'Global Trends in Antibiotic Consumption, 2000-2010', a study by scientists from Princeton University, has found that worldwide antibiotic use has risen by 36% over those 10 years, with five countries — Brazil, Russia, India, China and South Africa (BRICS) — responsible for more than three-quarters of that surge. Among the 16 groups of antibiotics studied, cephalosporins, broad-spectrum penicillins and fluoroquinolones accounted for more than half of that increase, with consumption rising 55% from 2000 to 2010.
During this period, India's antibiotic use went up from eight billion units (2001) to 12.9 billion units (2010).
The study quantifies the growing alarm surrounding antibiotic-resistant pathogens and a loss of efficacy among antibiotics used to combat the most common illnesses. It confirms an increasing resistance to carbapenems and polymixins, two classes of drugs long considered the last resort antibiotics for illnesses without any other known treatment.
"Indians consume around 11 antibiotic tablets per year," Ramanan Laxminarayan, one of the authors of the study, told TOI. "That's five days of antibiotics for every person in the country, which is more than the Chinese or Brazilians. An average Chinese popped seven antibiotic pills a year. However, both India and China's numbers are lesser than the Americans who on average pop 22 antibiotic pills a year. The paper confirms that global use of antibiotics is surging and specially in India."
Laxminarayan said that was both good news and bad news. "It means that more Indians are able to access antibiotics, which are particularly important for those who previously died of easily treatable infections," he said. "However, the massive increase in use, both appropriate and inappropriate, is leading to increases in drug resistance. Antibiotic use is the single most important reason for resistance. Also use of last resort drugs like carbapenems has gone up significantly in India, and it is difficult to justify why such powerful antibiotics are being use so much more frequently."
Laxminarayan said it had to be remembered that before we had antibiotics, it was pretty easy to die of a bacterial infection. "And we're choosing to go back into a world where you won't necessarily get better from a bacterial infection," he said. "It's not happening at a mass scale, but we're starting to see the beginning of when the antibiotics are not working as well."
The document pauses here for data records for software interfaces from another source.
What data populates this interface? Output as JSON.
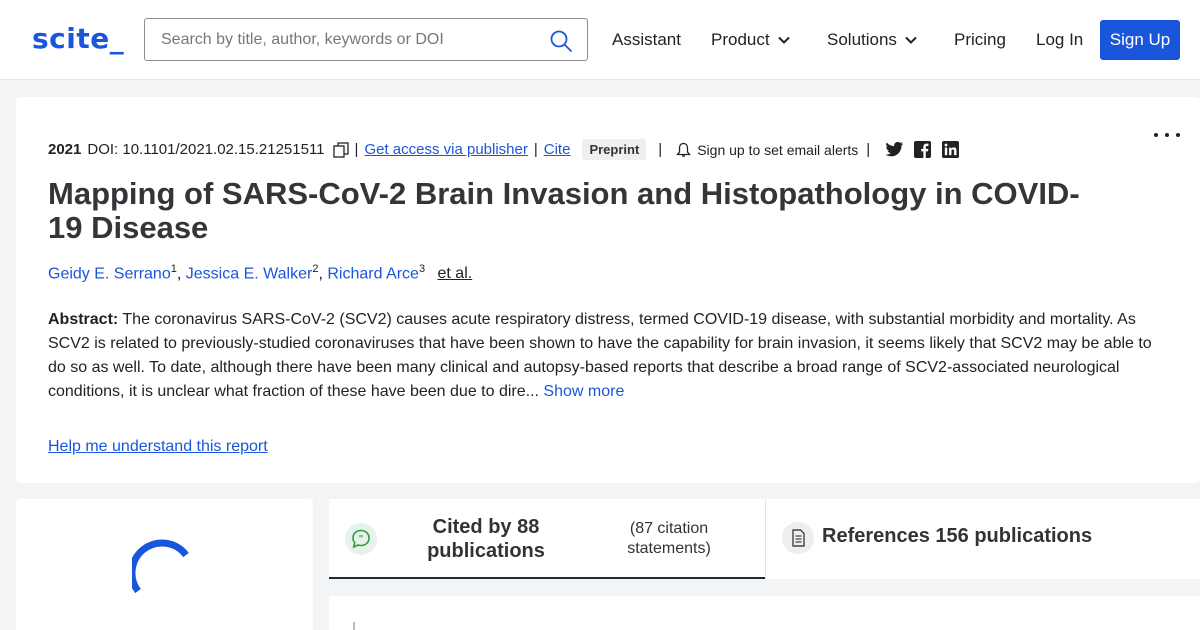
{
  "header": {
    "logo": "scite_",
    "search_placeholder": "Search by title, author, keywords or DOI",
    "nav": {
      "assistant": "Assistant",
      "product": "Product",
      "solutions": "Solutions",
      "pricing": "Pricing",
      "login": "Log In",
      "signup": "Sign Up"
    }
  },
  "paper": {
    "year": "2021",
    "doi": "DOI: 10.1101/2021.02.15.21251511",
    "separator": "|",
    "access_link": "Get access via publisher",
    "cite_link": "Cite",
    "badge": "Preprint",
    "alerts": "Sign up to set email alerts",
    "title": "Mapping of SARS-CoV-2 Brain Invasion and Histopathology in COVID-19 Disease",
    "authors": [
      {
        "name": "Geidy E. Serrano",
        "sup": "1"
      },
      {
        "name": "Jessica E. Walker",
        "sup": "2"
      },
      {
        "name": "Richard Arce",
        "sup": "3"
      }
    ],
    "comma": ",",
    "et_al": "et al.",
    "abstract_label": "Abstract:",
    "abstract_text": " The coronavirus SARS-CoV-2 (SCV2) causes acute respiratory distress, termed COVID-19 disease, with substantial morbidity and mortality. As SCV2 is related to previously-studied coronaviruses that have been shown to have the capability for brain invasion, it seems likely that SCV2 may be able to do so as well. To date, although there have been many clinical and autopsy-based reports that describe a broad range of SCV2-associated neurological conditions, it is unclear what fraction of these have been due to dire...",
    "show_more": " Show more",
    "help_link": "Help me understand this report"
  },
  "tabs": {
    "cited_title": "Cited by 88 publications",
    "cited_sub": "(87 citation statements)",
    "refs_title": "References 156 publications"
  },
  "colors": {
    "brand": "#1a56db",
    "tab_active": "#1f2937"
  }
}
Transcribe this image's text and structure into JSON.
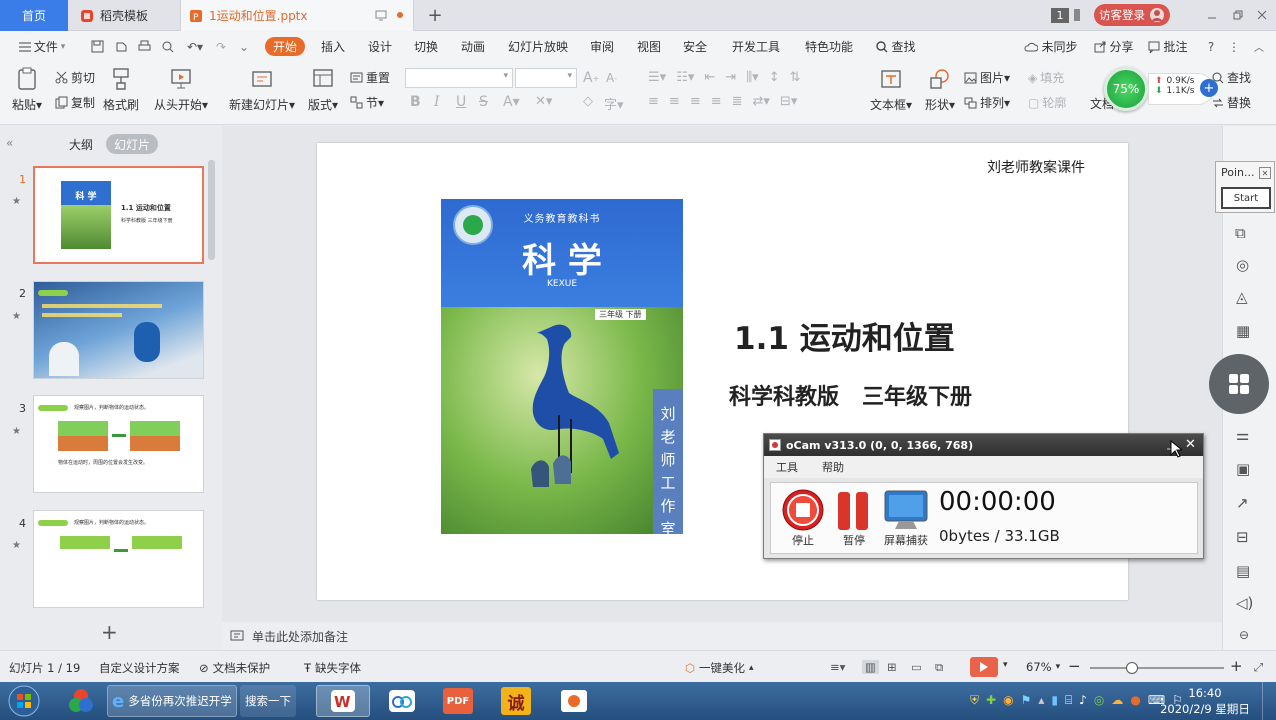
{
  "titlebar": {
    "home_tab": "首页",
    "template_tab": "稻壳模板",
    "file_tab": "1运动和位置.pptx",
    "add_tab": "+",
    "badge": "1",
    "login": "访客登录"
  },
  "menu": {
    "file": "文件",
    "items": [
      "开始",
      "插入",
      "设计",
      "切换",
      "动画",
      "幻灯片放映",
      "审阅",
      "视图",
      "安全",
      "开发工具",
      "特色功能"
    ],
    "search": "查找",
    "sync": "未同步",
    "share": "分享",
    "annotate": "批注"
  },
  "ribbon": {
    "paste": "粘贴",
    "cut": "剪切",
    "copy": "复制",
    "format_painter": "格式刷",
    "from_start": "从头开始",
    "new_slide": "新建幻灯片",
    "layout": "版式",
    "section": "节",
    "reset": "重置",
    "textbox": "文本框",
    "shape": "形状",
    "arrange": "排列",
    "picture": "图片",
    "fill": "填充",
    "outline": "轮廓",
    "find": "查找",
    "replace": "替换",
    "text_label": "文档",
    "net_percent": "75%",
    "net_up": "0.9K/s",
    "net_down": "1.1K/s"
  },
  "panel": {
    "outline_tab": "大纲",
    "slides_tab": "幻灯片",
    "slide_numbers": [
      "1",
      "2",
      "3",
      "4"
    ],
    "add_slide": "+"
  },
  "thumbs": {
    "t1_book": "科 学",
    "t1_title": "1.1 运动和位置",
    "t1_sub": "科学科教版   三年级下册",
    "t3_bar": "观察图片，判断物体的运动状态。",
    "t3_text": "物体在运动时，周围的位置会发生改变。",
    "t4_bar": "观察图片，判断物体的运动状态。"
  },
  "slide": {
    "top_right": "刘老师教案课件",
    "book_series": "义务教育教科书",
    "book_title": "科  学",
    "book_pinyin": "KEXUE",
    "book_grade": "三年级  下册",
    "side_text": "刘老师工作室",
    "title": "1.1 运动和位置",
    "subtitle": "科学科教版   三年级下册"
  },
  "notes": {
    "placeholder": "单击此处添加备注"
  },
  "ocam": {
    "title": "oCam v313.0 (0, 0, 1366, 768)",
    "menu_tools": "工具",
    "menu_help": "帮助",
    "stop": "停止",
    "pause": "暂停",
    "capture": "屏幕捕获",
    "timer": "00:00:00",
    "size": "0bytes / 33.1GB"
  },
  "popup": {
    "title": "Poin...",
    "button": "Start"
  },
  "status": {
    "slide_count": "幻灯片 1 / 19",
    "design": "自定义设计方案",
    "protect": "文档未保护",
    "font": "缺失字体",
    "beautify": "一键美化",
    "zoom": "67%"
  },
  "taskbar": {
    "ie_label": "多省份再次推迟开学",
    "search_label": "搜索一下",
    "pdf": "PDF",
    "cheng": "诚",
    "time": "16:40",
    "date": "2020/2/9 星期日"
  },
  "colors": {
    "accent": "#e96b2a",
    "home_tab": "#3a7ce8",
    "login": "#d9534f",
    "thumb_selected": "#e9775c",
    "book_blue": "#2f6fd0"
  }
}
Professor Dame Sally Davies, chief medical officer for England and chief scientific adviser for the Department of Health, London, said: "This paper breaks new ground with the comparative antibiotic consumption data by country of the first decade of the 21st century. There is a direct relationship between consumption and development of antibiotic resistance, so the data is key for us all developing a 'National Action Plans Against Antimicrobial Resistance' as set out in the World Health Assembly Resolution in May."
The study noted that the use of antibiotics tended to peak at different times of the year, corresponding in almost every case with the onset of the flu season. In the northern hemisphere, for example, consumption peaked between January and March, while in the southern hemisphere it peaked between July and November. One notable exception was India, for which usage peaked between July and September, correlating with the end of the monsoon season.